The iPhone 8 camera system has been upgraded to support Slow Sync, a feature that fires the camera flash briefly but leaves the shutter open for a longer amount of time. I've been using this feature on point-and-shoot cameras for years, and it's remarkably effective in situations where you need to light up someone in the foreground of a shot while still capturing a dim background, like a sunset.
Stay safe while driving
The first time you drive on an iPhone 8 running iOS 11, it will ask you if you want to enable Do Not Disturb While Driving. This feature detects when you're attached to in-vehicle Bluetooth (or, alternately, uses sensors to detect movement) and silences most notifications until you reach your destination. Hands-free phone calls can still get in, and people in your Favorites list can override the feature to text you in case of emergencies. But the bottom line is that you'll be much less distracted while driving, and that's a good thing.
Record a video of what's on your screen
Screen recording is new in iOS 11. To access it, you need to go to the Control Center section of the Settings app, tap Customize Controls, and add Screen Recording to your list of included items. To start a recording, just swipe to reveal Control Center and tap the recording icon. You'll get a three-second countdown and the recording will begin. The status bar at the top of the screen will turn red while you're recording. To finish recording, tap the red status bar or bring back Control Center and tap the recording icon there.
Explore augmented reality
Apple calibrates the iPhone 8 cameras and sensors at the factory so that they provide high levels of precision for use in augmented-reality apps, where software creations are overlaid on the real world (as shot by the iPhone camera). As a result, apps like Mammoth Mini Golf, Zombie Gunship Revenant and Thomas & Friends Minis can create fantastic fantasy worlds right in your living room.
Drag and drop items in Notes and more
iOS 11 introduces cross-app drag-and-drop features — but only on iPad. Still, if you use apps like Notes, Mail, or Safari, you can still take advantage of dragging and dropping _within_ those apps on an iPhone. You can select a paragraph in Notes, start dragging it, then switch to a different note and drop it in. Similarly, you can drag an attachment out of a Mail message you've received and into one you're sending.
Type easier with one hand

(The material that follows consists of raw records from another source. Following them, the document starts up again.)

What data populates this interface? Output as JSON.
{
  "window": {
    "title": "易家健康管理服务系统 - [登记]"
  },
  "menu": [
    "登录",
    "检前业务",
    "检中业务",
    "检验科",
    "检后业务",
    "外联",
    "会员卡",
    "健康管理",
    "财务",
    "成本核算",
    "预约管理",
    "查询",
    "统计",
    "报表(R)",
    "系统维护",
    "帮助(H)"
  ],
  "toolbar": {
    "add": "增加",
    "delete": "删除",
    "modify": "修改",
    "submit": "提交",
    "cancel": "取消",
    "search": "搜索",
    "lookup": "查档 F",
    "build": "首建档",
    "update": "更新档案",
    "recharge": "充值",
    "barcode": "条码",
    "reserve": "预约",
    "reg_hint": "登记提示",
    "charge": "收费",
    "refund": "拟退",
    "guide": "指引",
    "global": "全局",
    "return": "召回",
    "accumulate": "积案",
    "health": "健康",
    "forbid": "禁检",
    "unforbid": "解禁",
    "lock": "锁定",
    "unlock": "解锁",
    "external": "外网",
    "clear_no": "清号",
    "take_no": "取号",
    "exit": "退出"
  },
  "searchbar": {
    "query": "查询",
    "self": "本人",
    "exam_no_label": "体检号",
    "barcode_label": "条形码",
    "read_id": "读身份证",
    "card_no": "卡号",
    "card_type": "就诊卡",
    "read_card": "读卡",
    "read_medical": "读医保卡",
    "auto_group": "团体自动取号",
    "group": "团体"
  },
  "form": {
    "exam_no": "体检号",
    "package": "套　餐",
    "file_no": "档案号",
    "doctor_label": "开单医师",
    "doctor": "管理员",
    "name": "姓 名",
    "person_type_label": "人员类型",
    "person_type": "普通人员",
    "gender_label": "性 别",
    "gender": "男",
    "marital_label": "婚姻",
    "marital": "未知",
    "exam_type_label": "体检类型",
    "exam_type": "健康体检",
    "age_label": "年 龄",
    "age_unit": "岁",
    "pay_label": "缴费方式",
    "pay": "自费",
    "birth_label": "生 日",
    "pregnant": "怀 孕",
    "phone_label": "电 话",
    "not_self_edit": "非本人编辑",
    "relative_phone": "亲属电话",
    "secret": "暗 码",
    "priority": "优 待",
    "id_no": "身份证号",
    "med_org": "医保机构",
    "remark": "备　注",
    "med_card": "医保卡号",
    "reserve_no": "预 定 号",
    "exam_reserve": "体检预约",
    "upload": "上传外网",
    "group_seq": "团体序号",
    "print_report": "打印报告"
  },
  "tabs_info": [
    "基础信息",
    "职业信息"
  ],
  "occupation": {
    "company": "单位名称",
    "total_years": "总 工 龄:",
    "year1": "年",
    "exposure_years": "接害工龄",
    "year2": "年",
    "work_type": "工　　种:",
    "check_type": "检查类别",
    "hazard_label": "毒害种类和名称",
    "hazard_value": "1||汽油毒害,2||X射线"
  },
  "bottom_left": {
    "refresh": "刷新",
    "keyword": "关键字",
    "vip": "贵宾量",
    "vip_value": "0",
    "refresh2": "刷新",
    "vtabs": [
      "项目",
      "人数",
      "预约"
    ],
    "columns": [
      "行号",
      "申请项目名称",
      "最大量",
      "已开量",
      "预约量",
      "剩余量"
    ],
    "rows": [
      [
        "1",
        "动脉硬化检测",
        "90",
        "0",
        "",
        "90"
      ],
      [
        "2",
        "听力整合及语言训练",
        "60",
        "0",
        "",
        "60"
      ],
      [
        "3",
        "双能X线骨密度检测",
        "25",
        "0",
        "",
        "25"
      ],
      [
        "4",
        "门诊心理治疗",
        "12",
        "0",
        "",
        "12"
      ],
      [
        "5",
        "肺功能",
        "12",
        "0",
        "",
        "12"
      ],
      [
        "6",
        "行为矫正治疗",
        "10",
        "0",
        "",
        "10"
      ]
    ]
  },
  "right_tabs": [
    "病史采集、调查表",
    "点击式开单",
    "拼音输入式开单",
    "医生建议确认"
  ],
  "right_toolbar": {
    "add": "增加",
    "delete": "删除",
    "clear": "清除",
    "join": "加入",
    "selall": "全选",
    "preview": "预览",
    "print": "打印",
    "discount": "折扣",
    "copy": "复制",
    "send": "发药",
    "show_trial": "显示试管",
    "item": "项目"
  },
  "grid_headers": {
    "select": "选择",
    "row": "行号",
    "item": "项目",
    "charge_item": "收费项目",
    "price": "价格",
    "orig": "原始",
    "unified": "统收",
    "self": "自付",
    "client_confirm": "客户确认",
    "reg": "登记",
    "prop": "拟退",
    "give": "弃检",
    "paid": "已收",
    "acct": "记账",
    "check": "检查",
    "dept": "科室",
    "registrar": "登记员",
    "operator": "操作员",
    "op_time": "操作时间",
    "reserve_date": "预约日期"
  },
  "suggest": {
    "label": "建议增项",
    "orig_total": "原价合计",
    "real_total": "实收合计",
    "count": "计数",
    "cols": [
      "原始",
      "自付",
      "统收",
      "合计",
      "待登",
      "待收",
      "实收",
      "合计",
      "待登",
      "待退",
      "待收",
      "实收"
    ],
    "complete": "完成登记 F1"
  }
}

The iPhone 8 and 8 Plus are fairly large phones — and it can be a struggle to type on them one-handed, especially if your thumb just can't reach the other side of the screen. A new feature in iOS 11 makes this much easier by squeezing the keyboard over to one side of the screen. Tap and hold on the emoji icon and choose the left or right icon below the list of alternative keyboards, and you'll enter one-handed typing mode. Tap on the empty side of the keyboard to expand it back to normal width.
Add a filter to your photo
The iPhone 8's camera is impressive, but you don't need to limit yourself to its raw output. In iOS 11, the Photos and Camera apps offer an array of new filters, three variations on three different styles: vivid, dramatic, and black-and-white. You can preview all nine of these filters live as you frame your shot, or edit a shot later and apply the filter then.
Get directions inside the mall (no directory required)
Apple Maps in iOS 11 adds new shopping-mall and airport maps, so you can navigate directly to that Chess King store without consulting a directory. Maps also now offers lane navigation features, reducing the chance that you'll need to cut in to the turn lane at the last minute.
Put your Portrait Mode photos to better use
In iOS 11, third-party apps have access to the depth information captured by the two cameras on the back of the iPhone 8 Plus. This means that apps like Slør can access that data and apply different effects to the foreground and background, beyond the effects that Apple's apps can provide.